Stored records:
======

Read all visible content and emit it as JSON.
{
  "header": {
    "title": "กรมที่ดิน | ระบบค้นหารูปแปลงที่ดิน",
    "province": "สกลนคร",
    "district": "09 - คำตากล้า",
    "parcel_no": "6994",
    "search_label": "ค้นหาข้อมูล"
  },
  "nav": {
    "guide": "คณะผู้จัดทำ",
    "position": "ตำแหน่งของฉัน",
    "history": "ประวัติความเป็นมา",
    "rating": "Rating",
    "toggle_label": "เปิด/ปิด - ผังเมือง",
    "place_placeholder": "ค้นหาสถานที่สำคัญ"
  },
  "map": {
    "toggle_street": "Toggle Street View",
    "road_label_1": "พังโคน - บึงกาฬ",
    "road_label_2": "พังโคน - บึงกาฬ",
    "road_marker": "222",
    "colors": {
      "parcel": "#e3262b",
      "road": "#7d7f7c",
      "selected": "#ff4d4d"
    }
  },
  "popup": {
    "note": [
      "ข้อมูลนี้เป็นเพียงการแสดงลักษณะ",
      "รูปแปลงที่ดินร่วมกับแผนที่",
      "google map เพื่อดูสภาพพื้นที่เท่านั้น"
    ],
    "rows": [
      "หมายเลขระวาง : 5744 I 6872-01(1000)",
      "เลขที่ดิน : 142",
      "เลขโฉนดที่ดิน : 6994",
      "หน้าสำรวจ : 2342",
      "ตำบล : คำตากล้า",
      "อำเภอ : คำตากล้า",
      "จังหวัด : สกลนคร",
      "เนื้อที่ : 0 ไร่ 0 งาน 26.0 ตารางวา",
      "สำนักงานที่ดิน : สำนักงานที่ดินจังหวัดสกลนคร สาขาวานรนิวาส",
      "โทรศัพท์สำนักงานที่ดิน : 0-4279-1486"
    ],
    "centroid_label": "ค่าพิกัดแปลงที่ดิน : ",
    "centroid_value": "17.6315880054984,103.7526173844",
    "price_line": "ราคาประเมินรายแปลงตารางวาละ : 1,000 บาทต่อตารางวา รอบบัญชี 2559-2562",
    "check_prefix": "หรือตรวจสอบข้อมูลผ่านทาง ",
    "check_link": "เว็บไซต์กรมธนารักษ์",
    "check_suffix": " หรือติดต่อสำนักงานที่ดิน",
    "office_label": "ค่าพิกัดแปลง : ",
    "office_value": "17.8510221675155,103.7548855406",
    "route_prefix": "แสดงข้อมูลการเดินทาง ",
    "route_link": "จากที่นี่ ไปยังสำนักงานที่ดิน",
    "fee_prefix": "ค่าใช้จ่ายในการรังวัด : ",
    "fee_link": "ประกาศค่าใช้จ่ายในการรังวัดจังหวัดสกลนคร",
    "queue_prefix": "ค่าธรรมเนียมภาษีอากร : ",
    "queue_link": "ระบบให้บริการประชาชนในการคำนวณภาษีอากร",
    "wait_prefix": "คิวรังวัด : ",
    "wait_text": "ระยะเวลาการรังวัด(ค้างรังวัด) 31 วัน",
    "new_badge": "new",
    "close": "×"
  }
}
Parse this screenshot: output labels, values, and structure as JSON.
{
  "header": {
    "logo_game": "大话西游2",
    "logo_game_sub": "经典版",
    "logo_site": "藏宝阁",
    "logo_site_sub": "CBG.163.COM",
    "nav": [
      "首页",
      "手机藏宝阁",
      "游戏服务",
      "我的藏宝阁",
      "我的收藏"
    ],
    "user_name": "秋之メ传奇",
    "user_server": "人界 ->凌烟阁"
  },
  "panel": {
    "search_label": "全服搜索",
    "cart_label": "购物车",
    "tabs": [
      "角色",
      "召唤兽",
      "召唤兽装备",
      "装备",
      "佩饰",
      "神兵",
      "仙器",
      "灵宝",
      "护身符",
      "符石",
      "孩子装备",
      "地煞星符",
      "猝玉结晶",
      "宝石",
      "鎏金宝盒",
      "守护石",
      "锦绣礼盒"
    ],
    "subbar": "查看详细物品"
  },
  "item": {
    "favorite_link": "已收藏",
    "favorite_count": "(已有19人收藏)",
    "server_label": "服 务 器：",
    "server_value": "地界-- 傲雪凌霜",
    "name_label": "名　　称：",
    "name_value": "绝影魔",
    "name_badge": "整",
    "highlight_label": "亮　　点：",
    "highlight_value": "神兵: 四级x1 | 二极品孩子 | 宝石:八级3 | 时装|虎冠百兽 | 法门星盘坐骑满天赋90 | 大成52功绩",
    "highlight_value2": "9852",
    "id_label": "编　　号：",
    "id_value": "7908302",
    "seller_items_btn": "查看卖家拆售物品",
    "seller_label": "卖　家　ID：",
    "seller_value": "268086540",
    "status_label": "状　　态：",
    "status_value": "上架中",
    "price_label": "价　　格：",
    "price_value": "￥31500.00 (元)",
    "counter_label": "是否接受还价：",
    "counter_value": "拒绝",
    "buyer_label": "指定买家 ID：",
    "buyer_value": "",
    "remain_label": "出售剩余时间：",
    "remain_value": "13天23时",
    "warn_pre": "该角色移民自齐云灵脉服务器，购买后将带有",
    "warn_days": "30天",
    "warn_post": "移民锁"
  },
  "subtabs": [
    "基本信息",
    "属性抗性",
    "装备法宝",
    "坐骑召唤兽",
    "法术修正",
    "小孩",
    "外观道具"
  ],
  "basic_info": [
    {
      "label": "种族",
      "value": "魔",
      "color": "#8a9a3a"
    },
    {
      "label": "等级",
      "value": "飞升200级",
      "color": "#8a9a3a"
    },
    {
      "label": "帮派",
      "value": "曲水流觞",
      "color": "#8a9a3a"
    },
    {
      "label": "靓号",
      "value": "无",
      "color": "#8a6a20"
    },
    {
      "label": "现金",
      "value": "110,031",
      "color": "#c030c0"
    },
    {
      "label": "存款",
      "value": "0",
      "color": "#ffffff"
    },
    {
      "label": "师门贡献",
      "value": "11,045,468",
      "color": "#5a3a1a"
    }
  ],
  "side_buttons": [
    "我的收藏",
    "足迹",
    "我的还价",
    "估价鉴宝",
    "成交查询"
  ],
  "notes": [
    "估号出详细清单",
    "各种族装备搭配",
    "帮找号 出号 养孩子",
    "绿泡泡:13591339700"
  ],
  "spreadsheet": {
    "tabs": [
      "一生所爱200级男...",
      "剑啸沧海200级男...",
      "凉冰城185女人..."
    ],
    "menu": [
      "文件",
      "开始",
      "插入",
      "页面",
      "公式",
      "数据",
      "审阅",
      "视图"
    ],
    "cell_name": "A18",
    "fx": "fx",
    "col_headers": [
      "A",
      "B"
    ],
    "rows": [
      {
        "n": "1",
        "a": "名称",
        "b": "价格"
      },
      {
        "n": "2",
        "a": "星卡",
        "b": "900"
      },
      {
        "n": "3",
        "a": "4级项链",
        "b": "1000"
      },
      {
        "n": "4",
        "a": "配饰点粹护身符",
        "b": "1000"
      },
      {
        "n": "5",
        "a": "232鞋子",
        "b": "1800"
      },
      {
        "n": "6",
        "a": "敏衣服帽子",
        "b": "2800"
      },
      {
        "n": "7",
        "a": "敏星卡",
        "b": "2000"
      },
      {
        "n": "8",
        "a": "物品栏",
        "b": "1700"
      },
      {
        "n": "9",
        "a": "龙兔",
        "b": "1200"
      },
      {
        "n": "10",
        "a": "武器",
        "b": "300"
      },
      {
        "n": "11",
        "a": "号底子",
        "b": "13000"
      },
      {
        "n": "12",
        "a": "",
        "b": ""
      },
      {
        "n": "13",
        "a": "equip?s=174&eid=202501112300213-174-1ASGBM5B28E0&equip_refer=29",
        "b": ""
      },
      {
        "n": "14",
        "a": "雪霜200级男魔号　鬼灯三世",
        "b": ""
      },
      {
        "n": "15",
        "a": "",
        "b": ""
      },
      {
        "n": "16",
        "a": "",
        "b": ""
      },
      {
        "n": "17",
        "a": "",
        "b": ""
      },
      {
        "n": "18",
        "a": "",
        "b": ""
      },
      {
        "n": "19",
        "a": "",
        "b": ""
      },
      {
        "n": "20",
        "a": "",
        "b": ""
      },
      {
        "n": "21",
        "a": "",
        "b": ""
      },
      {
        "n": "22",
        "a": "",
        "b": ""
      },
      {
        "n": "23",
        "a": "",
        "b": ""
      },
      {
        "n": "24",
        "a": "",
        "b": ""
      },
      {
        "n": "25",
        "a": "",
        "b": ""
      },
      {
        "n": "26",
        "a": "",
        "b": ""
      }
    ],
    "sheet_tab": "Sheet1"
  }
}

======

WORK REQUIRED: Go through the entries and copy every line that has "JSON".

EXERCISE RESULT:
Read all visible content and emit it as JSON.
Parse this screenshot: output labels, values, and structure as JSON.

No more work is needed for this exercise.